  • Kern, R. G. (1995). Restructuring Classroom Interaction with Networked Computers - Effects on Quantity and Characteristics of Language Production. The Modern Language Journal, 79, 457-476.
  • Kern, R. & Warschauer, M. (2000). Theory and practice of network-based language teaching. In M.Warschauer & R. Kern (Eds.), Network-based language teaching: Concepts and Practice (pp. 1-19). Cambridge: Cambridge University Press.
  • Kitade, K. (2000). L2 Learners' Discourse and SLA Theories in CMC: Collaborative Interaction in Internet Chat. Computer Assisted Language Learning, 13, 143-166.
  • Leahy, C. (2004). Observations in the computer room: L2 output and learner behaviour. ReCALL, 16, 124.
  • Lee, L. (2002). Enhancing learners' communication skills through synchronous electronic interaction and task-based instruction. Foreign Language Annals, 35, 16-24.
  • Payne, J. S. & Whitney, P. J. (2002). Developing L2 Oral Proficiency through Synchronous CMC: Output, Working Memory, and Interlanguage Development. CALICO JOURNAL, 20, 7-32.

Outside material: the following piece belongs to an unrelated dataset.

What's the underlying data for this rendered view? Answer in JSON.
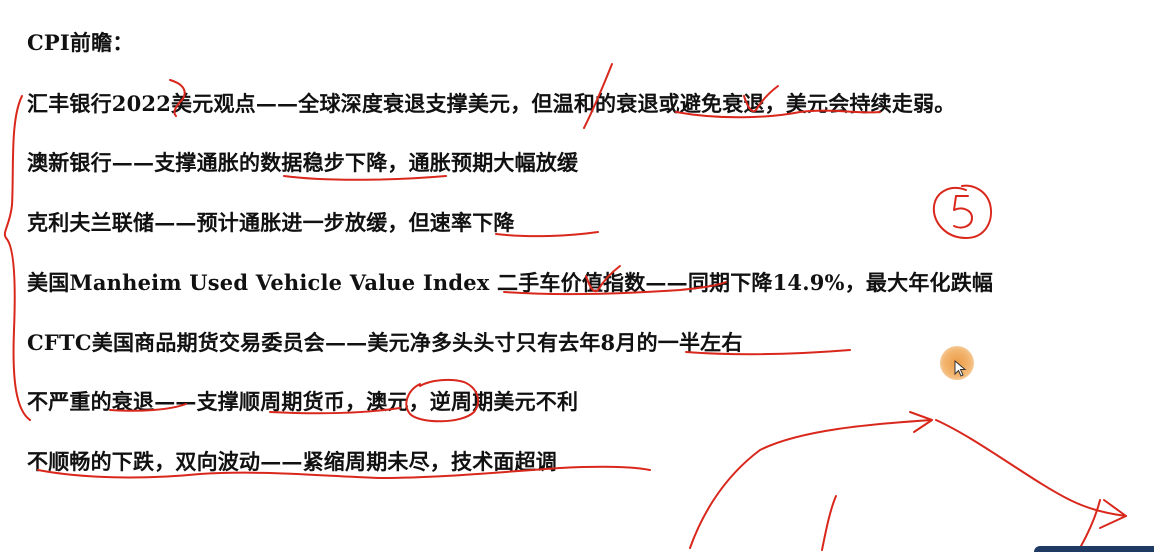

references 3
References (3)
  • Pellettieri, J. L. (2000a). Why-Talk? Investigating the Role of Task-Based Interaction through Synchronous Network-Based Communication among Classroom Learners of Spanish. DISSERTATION ABSTRACTS INTERNATIONAL SECTION A HUMANITIES AND SOCIAL SCIENCES, 60, 2469.
  • Pellettieri, J. (2000b). Negotiation in cyberspace: The role of chatting in the development of grammatical competence. In M.Warschauer & R. Kern (Eds.), Network-base Language Teaching: Concepts and Practice (pp. 59-86). Cambridge: Cambridge University Press.
  • Pennington, M. C. (1996). The Power of the Computer in Language Education. In M.C.Pennington (Ed.), The Power of CALL (pp. 1-14). Houston, TX: Athelstan.
  • Salaberry, M. R. (2000). Pedagogical design of computer mediated communication tasks: learning objectives and technological capabilities. Modern Language Journal, 84, 28-37.
  • Sotillo, S. M. (2000). Discourse functions and syntactic complexity in synchronous and asynchronous communication. Language Learning & Technology, 4, 82-119.
  • Toyoda, E. & Harrison, R. (2002). Categorization of text chat communication between learners and native speakers of Japanese. Language Learning & Technology, 6, 82-99.
  • Tudini, V. (2003). Using Native Speakers in Chat. Language Learning & Technology, 7, 141-159.
  • Warschauer, M. & Kern, R. (2000). Network-based language teaching: Concepts and Practice. Cambridge: Cambridge University Press.
  • Common European Framework of Reference:
  • Digitalenklas: (to be replaced by
  • Ellips: (user: owletteren1 [2-3]; pwd: ellips)
  • Hologram (description):
  • Webquest University of Tilburg: e.g.